Difficulty Obtaining New Credit: If you max out your credit card and have a low credit score, it may be challenging to obtain new credit. Lenders may view you as a higher risk borrower and be hesitant to extend credit to you. This can make it difficult to access credit when you need it, such as for emergencies or major purchases.

Debt Accumulation: Maxing out your credit card can lead to a cycle of debt accumulation. If you are unable to pay off your balance in full each month, the interest charges will continue to add up, making it harder to pay off your debt. This can result in a long-term financial burden and potentially lead to financial stress.

Managing Maxed Out Credit Cards

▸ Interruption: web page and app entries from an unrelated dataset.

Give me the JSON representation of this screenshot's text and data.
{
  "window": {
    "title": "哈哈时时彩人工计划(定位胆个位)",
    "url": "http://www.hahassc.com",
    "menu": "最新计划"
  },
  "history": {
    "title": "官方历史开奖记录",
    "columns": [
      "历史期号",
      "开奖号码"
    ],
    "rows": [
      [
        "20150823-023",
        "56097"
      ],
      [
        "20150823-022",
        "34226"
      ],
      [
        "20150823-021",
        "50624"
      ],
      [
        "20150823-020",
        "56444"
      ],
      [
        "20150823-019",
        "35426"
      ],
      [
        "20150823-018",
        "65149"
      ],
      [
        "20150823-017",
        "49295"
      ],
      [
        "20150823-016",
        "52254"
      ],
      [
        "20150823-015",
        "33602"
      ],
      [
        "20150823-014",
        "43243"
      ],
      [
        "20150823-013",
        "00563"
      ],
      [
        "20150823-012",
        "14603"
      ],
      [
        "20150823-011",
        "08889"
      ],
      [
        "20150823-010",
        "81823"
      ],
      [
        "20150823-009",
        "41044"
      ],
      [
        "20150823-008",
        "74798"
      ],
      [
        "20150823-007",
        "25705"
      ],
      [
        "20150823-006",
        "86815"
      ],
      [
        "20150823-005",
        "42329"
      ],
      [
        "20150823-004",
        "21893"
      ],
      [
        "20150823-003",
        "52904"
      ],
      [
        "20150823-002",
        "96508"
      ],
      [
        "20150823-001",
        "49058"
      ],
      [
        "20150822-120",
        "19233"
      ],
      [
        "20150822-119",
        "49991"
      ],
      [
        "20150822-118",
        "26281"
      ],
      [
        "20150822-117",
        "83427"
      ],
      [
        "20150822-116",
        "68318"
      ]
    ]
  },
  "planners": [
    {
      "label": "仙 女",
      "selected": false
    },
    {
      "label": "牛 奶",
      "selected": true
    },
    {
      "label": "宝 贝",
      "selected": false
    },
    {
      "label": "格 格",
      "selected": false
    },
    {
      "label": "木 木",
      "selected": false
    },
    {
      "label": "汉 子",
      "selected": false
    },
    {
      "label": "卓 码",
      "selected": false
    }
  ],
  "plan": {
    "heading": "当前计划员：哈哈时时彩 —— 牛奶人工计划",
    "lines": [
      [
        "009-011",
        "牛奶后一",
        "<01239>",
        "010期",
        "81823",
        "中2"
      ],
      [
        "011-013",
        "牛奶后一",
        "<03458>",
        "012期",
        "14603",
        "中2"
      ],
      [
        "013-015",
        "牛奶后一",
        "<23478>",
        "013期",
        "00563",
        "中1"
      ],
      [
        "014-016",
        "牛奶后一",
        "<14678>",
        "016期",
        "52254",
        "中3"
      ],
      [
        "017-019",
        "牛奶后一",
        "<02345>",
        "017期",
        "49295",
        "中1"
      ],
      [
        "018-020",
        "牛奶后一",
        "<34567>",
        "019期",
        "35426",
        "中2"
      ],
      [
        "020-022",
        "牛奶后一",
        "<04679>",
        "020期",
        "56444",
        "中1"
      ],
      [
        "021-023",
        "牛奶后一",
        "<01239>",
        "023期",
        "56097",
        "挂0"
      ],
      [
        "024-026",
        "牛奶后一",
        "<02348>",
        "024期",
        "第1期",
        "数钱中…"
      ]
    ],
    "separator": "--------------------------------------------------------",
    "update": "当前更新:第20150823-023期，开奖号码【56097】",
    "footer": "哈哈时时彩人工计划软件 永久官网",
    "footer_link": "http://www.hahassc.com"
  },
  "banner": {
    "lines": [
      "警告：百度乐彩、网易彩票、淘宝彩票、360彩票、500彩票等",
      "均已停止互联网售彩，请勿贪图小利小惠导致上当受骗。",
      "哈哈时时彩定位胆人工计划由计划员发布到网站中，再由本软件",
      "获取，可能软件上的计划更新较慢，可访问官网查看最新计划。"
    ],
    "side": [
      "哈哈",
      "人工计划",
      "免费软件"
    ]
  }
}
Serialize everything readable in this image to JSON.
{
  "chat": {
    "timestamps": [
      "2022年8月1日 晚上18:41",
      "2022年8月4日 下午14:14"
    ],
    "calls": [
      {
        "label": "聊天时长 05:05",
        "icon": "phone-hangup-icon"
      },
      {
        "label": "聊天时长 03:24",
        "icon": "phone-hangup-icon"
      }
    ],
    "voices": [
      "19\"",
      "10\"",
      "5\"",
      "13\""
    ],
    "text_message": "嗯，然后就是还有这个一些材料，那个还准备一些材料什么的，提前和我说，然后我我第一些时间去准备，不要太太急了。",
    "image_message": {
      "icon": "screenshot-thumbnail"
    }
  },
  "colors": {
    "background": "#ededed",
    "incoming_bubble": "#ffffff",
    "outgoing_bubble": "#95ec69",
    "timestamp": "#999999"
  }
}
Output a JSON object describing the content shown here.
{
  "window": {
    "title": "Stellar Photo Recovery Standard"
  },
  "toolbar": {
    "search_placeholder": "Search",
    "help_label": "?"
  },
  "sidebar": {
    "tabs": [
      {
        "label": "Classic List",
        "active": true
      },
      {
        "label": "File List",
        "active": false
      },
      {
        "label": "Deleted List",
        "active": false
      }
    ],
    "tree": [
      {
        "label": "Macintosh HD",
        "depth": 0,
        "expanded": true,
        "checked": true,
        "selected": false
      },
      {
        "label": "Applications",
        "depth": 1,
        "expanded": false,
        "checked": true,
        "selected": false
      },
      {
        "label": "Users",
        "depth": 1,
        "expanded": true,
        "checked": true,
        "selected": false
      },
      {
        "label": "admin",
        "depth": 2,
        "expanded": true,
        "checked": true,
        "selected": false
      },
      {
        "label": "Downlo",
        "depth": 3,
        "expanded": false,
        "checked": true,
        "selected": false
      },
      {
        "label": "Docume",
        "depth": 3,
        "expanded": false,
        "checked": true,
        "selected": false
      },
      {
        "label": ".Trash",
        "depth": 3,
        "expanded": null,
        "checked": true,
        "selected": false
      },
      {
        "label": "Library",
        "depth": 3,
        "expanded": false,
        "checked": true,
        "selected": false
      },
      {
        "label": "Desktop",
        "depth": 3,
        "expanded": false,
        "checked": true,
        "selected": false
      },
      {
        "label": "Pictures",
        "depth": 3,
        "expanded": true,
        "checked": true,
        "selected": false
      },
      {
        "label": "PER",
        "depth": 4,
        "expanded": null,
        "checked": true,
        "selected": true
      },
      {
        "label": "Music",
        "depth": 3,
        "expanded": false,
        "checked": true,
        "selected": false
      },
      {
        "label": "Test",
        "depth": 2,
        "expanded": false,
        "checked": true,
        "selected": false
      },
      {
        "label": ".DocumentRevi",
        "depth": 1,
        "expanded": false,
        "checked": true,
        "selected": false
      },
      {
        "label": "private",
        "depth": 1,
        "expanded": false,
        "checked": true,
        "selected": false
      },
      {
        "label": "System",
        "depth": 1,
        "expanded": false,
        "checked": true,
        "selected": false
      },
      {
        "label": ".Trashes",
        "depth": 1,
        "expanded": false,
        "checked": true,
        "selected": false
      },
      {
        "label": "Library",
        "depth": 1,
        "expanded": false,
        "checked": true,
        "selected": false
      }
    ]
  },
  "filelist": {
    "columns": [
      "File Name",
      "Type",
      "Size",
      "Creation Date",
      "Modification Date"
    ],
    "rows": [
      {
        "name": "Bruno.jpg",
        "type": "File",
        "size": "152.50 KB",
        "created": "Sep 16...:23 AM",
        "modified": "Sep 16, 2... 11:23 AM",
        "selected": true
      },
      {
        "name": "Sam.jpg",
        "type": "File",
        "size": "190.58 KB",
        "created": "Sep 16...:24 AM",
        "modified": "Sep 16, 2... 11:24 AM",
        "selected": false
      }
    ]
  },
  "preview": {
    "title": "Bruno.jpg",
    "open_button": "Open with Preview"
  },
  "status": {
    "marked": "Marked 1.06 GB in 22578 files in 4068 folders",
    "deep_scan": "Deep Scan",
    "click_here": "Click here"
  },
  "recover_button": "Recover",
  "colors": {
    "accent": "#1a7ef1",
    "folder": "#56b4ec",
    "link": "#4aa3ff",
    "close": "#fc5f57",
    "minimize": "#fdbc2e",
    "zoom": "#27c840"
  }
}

Create a Repayment Plan: To manage a maxed out credit card, it is crucial to create a repayment plan. Start by making minimum payments on time to avoid any additional fees or penalties. Then, allocate extra funds towards paying off the balance as quickly as possible. Consider prioritizing high-interest debts first to minimize interest charges.

Reduce Expenses: To free up more money for debt repayment, consider reducing your expenses. Cut back on non-essential items and find ways to save money. This can help you allocate more funds towards paying off your credit card balance.

Explore Balance Transfer or Consolidation: If you have multiple credit cards with balances, you may consider consolidating your debt or transferring balances to a card with a lower interest rate. This can help you save on interest charges and make it easier to manage your debt.


Maxing out your credit card can have immediate consequences such as blocked transactions, overlimit fees, and higher interest charges. In the long term, it can negatively impact your credit score, make it difficult to obtain new credit, and lead to a cycle of debt accumulation. However, by creating a repayment plan, reducing expenses, and exploring options like balance transfers or consolidation, you can take steps towards managing and paying off your maxed out credit card debt.


– Bankrate.com
– Experian.com
– CreditCards.com